Iowa Gov. Kim Reynolds announced a new initiative Tuesday aimed at identifying and mitigating violence at schools, particularly as districts nationwide grapple with how to stay safe from potential shootings.

Reynolds said during a news conference that she is launching a new bureau within the Iowa Department of Public Safety that will train Iowa school districts and local law enforcement on how to identify and mitigate threats of violence toward students and schools.

The $2 million budget Reynolds proposes creates a core team of officers that can provide training for agencies statewide.

“We can be a resource at the state level to make sure we’re doing everything to prepare our first responders and schools at the local level,” Reynolds said.

The new school safety bureau will focus on three main areas: training school districts and local law enforcement, creating an app where students can anonymously report tips and adding two special agents who will focus on threats made through digital platforms.

As social media and digital communications become more prevalent, the bureau will employ specialists who can help other agencies with more digital-based threats, like identifying people on apps like Snapchat or in video game chat rooms, where users can create anonymous usernames.

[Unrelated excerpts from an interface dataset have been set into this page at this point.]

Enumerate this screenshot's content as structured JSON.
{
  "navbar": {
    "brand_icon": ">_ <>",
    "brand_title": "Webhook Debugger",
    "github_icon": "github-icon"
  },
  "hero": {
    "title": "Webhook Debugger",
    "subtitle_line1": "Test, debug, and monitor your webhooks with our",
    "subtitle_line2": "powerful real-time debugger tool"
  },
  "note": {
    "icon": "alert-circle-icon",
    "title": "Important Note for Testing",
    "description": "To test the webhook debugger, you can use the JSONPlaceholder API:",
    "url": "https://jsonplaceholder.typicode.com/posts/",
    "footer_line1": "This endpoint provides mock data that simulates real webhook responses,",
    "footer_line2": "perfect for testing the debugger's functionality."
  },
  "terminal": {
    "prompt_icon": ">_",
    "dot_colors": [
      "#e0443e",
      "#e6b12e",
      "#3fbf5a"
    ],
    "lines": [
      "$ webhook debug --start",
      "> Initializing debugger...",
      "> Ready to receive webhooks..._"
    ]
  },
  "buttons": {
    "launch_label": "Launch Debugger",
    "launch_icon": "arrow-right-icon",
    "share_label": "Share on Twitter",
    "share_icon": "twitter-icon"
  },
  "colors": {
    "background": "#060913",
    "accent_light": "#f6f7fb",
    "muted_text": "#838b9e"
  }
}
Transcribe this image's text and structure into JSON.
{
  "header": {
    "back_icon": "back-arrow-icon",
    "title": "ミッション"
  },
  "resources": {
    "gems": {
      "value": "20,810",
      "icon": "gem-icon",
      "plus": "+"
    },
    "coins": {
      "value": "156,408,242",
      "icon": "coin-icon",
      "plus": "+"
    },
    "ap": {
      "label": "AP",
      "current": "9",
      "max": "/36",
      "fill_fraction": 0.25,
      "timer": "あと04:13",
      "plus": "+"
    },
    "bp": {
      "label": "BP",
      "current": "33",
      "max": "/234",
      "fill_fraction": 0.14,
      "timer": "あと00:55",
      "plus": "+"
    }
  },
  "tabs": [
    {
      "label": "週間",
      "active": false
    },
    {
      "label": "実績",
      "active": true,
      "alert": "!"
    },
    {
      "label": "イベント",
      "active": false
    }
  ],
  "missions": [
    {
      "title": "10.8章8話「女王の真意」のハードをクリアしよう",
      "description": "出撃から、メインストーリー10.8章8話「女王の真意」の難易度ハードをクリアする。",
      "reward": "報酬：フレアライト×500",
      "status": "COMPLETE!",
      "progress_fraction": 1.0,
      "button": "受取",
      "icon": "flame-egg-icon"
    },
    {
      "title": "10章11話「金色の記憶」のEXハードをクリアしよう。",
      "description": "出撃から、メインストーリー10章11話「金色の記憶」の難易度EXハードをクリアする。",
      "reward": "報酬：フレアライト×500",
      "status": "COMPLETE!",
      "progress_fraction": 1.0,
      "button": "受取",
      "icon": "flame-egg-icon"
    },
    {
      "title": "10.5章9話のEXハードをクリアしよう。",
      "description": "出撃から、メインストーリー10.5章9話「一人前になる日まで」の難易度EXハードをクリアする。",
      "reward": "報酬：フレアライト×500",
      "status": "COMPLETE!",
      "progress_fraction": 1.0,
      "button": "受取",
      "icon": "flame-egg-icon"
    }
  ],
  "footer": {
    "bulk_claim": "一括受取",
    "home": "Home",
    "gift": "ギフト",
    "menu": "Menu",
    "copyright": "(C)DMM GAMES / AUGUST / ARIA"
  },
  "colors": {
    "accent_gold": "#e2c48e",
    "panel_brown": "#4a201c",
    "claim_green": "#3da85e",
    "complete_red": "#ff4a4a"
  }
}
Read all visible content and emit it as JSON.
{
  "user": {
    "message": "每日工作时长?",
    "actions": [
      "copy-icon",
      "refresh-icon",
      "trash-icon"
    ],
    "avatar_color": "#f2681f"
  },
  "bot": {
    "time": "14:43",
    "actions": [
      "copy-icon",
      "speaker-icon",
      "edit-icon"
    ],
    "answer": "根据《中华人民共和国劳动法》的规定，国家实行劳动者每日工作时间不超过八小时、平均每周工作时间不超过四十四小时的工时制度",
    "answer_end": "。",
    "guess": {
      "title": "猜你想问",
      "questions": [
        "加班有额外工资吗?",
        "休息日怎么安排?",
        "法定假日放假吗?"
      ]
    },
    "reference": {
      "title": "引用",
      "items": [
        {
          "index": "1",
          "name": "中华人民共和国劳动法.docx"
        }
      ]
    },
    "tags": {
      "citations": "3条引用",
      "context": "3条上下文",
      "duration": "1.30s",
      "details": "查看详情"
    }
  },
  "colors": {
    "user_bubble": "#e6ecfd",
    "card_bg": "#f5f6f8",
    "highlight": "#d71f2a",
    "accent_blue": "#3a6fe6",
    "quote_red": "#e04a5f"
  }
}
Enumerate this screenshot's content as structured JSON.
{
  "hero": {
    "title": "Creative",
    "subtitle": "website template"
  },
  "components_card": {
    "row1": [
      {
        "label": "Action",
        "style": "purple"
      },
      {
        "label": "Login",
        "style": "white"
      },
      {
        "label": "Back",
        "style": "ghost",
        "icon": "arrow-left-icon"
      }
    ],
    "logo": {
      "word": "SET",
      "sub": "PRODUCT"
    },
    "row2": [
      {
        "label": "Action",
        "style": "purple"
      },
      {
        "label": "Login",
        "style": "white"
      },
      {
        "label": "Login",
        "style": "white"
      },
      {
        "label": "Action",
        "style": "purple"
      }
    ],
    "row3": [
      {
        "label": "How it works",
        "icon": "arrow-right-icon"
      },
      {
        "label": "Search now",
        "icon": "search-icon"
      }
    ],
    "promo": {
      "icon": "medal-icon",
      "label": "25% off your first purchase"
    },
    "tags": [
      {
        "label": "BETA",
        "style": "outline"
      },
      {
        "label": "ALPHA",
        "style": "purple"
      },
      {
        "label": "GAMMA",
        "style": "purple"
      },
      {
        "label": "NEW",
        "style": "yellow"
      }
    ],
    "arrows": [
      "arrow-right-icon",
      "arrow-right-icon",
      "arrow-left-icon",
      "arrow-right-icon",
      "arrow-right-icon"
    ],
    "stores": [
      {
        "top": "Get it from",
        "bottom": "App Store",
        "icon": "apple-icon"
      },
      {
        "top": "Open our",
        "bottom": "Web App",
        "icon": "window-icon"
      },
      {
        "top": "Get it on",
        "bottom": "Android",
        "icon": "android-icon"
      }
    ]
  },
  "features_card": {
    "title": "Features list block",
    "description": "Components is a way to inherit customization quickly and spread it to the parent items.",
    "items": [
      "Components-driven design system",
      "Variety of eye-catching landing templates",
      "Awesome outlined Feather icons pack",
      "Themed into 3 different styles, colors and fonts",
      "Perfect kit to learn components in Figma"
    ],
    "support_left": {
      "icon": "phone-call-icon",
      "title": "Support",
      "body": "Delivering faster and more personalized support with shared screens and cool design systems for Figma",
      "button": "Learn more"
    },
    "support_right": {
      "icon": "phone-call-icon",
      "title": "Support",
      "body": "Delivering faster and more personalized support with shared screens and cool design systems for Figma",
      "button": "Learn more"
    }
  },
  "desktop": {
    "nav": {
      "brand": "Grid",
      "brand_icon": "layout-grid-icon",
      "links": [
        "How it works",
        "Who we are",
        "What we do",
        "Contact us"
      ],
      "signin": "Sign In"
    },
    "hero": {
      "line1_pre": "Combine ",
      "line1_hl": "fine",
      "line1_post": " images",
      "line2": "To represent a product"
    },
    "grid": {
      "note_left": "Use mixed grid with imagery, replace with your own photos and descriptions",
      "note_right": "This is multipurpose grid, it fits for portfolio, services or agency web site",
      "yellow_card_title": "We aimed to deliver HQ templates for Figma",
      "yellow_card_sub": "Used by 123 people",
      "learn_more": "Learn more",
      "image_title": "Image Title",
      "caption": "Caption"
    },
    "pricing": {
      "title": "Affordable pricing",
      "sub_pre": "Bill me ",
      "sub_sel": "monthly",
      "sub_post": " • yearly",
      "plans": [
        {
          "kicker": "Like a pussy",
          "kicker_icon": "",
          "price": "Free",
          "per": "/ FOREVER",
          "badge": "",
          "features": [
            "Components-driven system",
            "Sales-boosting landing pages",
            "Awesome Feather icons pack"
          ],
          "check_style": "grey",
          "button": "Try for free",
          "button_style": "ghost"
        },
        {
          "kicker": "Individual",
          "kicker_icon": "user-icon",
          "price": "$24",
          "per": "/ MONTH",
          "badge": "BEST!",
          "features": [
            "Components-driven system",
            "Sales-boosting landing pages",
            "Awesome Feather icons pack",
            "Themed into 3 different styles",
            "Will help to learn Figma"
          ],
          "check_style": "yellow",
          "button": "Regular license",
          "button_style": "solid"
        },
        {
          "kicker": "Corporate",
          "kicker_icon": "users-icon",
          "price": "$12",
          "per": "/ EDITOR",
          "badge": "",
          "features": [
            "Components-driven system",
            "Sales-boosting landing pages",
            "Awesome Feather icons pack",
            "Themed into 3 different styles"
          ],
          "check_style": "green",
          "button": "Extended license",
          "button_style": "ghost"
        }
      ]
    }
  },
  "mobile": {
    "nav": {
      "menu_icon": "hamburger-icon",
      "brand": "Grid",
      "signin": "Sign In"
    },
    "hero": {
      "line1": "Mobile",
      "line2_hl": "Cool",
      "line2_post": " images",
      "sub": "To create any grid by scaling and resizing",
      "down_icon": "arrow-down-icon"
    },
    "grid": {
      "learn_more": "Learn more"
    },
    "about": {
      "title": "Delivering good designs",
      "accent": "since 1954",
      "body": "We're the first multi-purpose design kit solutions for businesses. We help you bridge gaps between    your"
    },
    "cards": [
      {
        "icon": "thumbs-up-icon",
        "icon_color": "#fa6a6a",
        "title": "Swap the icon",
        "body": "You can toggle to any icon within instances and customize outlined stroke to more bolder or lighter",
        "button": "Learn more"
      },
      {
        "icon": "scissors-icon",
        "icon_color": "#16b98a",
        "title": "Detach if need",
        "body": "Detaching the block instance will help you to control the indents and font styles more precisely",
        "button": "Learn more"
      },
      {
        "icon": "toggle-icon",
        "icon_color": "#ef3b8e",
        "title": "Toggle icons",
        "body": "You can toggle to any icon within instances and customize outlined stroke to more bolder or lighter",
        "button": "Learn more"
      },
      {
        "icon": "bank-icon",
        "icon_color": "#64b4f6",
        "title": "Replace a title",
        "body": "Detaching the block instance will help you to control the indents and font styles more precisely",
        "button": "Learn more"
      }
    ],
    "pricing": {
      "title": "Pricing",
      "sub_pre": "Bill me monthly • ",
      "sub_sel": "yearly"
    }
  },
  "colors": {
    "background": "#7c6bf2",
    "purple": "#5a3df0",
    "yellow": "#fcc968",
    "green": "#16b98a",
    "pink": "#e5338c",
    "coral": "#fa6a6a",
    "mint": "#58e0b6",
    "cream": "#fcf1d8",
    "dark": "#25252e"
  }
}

The bureau will also operate an app where people can anonymously report a potential threat or safety concern.

In states that already use a similar anonymous app program, like Colorado, threats of physical violence is fifth on the list of concerns that are reported. Number one are reports of self-harm, Iowa Department of Public Safety Commissioner Stephan Bayens said.

Currently, local law enforcement handles most cases of threats or danger at schools, but a statewide system would allow experts to track any trends and provide additional aid. That is particularly needed in rural areas that may not have school resource officers, Bayens said.

By identifying concerning behaviors, Bayens said authorities can make sure “we don’t have someone that blossoms into a school shooter.”

Funding for some operations of the bureau is contingent on the Iowa Legislature passing Reynolds’ proposed budget recommendation for the Public Safety Department that creates 13 full-time equivalent positions. Sustaining the program calls for $1.5 million annually.

Reynolds said she expects legislators to fulfill her funding her proposal.

“I think they’re there,” Reynolds said. “This is the next step we can take in really making sure we’re prepared.”